**Material for this exercise:**
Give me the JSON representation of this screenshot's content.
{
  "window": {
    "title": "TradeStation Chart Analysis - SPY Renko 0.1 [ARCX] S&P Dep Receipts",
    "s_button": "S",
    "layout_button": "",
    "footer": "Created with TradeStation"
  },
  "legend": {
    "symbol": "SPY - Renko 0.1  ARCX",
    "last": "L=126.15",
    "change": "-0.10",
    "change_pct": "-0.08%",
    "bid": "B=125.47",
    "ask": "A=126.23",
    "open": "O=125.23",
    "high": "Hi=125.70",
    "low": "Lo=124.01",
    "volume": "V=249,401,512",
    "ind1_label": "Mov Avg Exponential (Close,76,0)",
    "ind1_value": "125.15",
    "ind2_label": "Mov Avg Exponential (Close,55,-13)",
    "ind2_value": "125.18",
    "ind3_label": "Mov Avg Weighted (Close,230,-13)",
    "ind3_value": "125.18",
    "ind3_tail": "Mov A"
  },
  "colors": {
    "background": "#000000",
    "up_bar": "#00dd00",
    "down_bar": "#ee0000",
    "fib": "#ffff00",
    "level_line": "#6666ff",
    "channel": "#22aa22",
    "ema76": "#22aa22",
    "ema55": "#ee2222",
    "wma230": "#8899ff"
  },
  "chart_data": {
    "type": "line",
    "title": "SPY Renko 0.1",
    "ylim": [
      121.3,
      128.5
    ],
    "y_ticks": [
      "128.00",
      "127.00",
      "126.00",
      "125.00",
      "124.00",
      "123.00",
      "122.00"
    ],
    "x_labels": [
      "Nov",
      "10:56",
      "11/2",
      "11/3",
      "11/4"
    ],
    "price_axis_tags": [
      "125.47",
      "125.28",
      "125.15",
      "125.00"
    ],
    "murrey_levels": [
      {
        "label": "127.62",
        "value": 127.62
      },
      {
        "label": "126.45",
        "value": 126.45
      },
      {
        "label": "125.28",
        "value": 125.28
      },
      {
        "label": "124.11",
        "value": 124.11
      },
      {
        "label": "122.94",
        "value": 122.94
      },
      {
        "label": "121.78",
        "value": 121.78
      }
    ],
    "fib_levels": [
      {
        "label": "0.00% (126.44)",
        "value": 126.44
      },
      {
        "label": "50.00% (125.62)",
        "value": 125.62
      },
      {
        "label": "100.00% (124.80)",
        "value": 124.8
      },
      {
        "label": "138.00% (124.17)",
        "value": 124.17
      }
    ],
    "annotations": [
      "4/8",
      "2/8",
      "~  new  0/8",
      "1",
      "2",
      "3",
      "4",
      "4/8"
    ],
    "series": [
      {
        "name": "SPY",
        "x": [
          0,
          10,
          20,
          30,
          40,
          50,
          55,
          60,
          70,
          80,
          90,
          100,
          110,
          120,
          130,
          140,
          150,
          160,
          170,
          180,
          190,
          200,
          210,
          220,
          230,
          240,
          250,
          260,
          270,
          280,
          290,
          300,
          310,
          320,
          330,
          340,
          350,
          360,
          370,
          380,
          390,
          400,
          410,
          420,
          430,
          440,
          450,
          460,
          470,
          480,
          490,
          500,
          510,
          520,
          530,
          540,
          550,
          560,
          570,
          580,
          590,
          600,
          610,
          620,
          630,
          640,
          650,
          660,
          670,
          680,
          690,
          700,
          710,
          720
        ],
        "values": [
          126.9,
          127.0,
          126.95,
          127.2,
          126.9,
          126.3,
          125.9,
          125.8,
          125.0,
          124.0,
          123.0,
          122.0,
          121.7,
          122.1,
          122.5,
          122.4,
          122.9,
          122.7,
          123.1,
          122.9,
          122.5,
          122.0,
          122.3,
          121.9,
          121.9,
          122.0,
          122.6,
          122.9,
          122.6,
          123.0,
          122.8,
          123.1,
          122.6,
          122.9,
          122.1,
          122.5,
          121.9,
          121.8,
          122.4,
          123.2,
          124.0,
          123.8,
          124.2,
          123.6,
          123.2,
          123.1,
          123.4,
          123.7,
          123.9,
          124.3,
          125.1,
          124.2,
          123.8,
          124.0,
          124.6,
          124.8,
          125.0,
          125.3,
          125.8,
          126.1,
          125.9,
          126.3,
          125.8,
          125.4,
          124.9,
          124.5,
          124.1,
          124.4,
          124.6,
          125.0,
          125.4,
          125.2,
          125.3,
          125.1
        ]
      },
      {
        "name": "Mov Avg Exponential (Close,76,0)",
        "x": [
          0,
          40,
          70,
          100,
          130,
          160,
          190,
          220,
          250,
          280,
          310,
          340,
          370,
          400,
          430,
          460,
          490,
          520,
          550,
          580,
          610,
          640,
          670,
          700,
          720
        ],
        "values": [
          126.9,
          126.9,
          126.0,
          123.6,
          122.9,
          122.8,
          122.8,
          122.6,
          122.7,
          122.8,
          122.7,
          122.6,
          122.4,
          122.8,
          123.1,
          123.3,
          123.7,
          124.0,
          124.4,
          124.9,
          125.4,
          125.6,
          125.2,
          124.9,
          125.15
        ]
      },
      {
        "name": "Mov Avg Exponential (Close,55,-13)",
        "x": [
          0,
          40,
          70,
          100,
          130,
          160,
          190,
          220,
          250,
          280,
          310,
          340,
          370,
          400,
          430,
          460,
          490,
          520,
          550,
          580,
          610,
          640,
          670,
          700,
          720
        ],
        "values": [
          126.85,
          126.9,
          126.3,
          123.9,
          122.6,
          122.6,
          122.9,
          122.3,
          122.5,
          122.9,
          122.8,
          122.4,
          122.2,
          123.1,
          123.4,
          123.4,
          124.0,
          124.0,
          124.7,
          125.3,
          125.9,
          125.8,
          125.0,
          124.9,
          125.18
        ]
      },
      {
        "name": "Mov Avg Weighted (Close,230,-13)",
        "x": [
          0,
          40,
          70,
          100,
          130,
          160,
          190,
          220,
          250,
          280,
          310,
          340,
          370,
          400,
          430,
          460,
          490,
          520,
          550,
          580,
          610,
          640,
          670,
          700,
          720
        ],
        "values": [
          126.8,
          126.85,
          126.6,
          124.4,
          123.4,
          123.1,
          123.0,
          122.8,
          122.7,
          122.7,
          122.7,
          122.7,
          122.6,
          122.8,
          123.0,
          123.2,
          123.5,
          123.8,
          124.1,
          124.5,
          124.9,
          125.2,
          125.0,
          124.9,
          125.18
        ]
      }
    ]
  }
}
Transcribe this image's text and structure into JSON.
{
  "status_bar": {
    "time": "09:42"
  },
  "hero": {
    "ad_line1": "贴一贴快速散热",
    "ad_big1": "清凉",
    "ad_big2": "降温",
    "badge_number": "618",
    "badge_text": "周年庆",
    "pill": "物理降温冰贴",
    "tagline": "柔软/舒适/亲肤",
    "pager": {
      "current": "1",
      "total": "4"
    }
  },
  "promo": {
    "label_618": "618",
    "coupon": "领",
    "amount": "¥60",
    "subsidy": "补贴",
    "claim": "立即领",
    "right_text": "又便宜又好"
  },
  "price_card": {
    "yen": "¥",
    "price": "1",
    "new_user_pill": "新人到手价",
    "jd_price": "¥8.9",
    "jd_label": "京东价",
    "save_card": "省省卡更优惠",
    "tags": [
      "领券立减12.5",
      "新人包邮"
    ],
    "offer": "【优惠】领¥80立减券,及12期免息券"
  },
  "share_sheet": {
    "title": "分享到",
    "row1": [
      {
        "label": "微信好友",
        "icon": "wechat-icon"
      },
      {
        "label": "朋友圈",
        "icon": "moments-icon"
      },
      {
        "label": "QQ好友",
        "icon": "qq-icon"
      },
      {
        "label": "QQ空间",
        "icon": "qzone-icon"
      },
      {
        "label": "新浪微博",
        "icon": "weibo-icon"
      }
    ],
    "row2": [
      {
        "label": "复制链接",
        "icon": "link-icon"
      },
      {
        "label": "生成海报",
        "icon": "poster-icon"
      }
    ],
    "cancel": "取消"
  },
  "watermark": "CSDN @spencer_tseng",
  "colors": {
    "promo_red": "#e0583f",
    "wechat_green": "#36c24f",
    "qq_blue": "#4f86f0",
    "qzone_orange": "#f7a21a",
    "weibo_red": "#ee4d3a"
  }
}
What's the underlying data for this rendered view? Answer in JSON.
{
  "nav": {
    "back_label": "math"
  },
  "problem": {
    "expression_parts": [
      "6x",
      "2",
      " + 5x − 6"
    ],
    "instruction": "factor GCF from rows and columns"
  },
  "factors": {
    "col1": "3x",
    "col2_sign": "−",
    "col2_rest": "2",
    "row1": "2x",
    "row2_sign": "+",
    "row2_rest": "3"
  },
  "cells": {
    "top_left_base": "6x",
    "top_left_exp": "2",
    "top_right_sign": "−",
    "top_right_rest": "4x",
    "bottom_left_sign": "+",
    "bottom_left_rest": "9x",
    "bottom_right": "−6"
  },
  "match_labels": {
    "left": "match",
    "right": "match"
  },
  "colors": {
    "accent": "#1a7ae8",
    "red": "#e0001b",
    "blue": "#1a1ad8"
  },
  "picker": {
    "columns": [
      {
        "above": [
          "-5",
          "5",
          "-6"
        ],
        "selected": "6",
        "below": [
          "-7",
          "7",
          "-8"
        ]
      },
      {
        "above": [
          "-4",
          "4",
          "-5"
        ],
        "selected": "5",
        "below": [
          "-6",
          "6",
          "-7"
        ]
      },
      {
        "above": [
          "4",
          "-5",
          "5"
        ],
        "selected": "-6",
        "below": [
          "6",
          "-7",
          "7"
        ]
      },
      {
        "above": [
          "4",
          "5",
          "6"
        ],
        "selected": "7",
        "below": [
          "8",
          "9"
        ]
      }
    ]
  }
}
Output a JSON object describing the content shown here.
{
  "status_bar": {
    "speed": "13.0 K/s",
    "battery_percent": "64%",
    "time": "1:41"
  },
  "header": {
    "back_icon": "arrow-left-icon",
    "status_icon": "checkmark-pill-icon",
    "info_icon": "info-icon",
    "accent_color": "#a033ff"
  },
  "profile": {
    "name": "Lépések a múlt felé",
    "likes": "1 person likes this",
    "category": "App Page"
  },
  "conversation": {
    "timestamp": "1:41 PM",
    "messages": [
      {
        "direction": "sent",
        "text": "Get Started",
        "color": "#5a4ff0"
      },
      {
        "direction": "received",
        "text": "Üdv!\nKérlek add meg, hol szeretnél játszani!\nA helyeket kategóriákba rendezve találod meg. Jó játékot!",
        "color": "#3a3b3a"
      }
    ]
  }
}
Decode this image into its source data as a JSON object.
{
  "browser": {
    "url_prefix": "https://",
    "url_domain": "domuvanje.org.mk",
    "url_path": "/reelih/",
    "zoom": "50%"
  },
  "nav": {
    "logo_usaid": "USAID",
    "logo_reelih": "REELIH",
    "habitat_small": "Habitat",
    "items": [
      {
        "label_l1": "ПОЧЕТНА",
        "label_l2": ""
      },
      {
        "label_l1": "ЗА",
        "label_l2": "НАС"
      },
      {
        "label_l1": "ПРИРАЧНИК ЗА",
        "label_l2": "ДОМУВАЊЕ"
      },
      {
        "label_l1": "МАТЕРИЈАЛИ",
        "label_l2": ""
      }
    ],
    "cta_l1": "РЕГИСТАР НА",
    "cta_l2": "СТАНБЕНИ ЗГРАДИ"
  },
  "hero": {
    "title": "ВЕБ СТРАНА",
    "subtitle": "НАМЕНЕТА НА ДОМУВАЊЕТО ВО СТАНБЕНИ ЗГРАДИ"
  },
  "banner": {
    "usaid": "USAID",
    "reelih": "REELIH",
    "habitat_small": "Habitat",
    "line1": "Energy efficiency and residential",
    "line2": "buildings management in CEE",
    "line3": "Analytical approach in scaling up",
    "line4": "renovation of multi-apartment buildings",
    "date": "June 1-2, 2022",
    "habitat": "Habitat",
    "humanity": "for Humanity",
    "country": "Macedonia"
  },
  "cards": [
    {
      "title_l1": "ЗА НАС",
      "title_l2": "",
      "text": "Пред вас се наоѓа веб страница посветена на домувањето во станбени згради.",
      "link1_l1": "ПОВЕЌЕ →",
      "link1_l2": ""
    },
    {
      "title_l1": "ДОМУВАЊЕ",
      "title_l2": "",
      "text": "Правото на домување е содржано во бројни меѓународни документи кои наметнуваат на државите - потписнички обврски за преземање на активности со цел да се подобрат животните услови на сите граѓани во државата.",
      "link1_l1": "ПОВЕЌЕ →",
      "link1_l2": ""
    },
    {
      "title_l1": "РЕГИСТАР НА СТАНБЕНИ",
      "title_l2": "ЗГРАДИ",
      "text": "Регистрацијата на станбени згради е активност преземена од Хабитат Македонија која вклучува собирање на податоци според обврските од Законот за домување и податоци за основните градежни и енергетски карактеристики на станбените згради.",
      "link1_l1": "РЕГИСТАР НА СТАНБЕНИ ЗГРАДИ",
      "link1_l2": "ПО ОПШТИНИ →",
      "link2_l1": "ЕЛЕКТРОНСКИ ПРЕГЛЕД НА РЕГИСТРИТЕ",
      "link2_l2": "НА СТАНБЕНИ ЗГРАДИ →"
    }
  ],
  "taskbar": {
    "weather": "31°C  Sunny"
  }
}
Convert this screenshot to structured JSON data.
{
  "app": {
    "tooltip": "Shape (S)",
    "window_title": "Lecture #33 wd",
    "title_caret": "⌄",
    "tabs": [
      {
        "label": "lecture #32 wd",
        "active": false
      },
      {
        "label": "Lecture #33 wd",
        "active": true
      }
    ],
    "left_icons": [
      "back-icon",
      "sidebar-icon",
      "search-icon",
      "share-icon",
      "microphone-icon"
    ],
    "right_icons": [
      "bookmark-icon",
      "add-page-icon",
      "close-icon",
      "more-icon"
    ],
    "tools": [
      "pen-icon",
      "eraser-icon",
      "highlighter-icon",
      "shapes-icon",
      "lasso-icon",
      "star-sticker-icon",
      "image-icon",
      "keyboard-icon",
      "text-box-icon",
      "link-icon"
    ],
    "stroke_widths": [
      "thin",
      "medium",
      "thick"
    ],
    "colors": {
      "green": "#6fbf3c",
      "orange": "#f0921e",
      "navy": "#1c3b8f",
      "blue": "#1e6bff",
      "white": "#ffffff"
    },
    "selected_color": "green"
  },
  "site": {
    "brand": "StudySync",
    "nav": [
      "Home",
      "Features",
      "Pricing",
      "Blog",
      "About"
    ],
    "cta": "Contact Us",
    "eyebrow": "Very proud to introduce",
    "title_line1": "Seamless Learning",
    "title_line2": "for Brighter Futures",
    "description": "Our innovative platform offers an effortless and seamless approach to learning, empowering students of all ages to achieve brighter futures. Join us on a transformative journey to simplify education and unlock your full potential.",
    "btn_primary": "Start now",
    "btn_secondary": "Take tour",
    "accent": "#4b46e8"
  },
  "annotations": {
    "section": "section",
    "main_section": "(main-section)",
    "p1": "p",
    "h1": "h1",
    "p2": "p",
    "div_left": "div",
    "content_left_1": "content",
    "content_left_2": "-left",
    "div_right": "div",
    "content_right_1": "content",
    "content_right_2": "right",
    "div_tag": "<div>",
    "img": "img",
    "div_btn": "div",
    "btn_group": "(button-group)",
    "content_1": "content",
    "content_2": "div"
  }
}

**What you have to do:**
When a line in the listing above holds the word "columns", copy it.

**Solution for this exercise:**
    "instruction": "factor GCF from rows and columns"
    "columns": [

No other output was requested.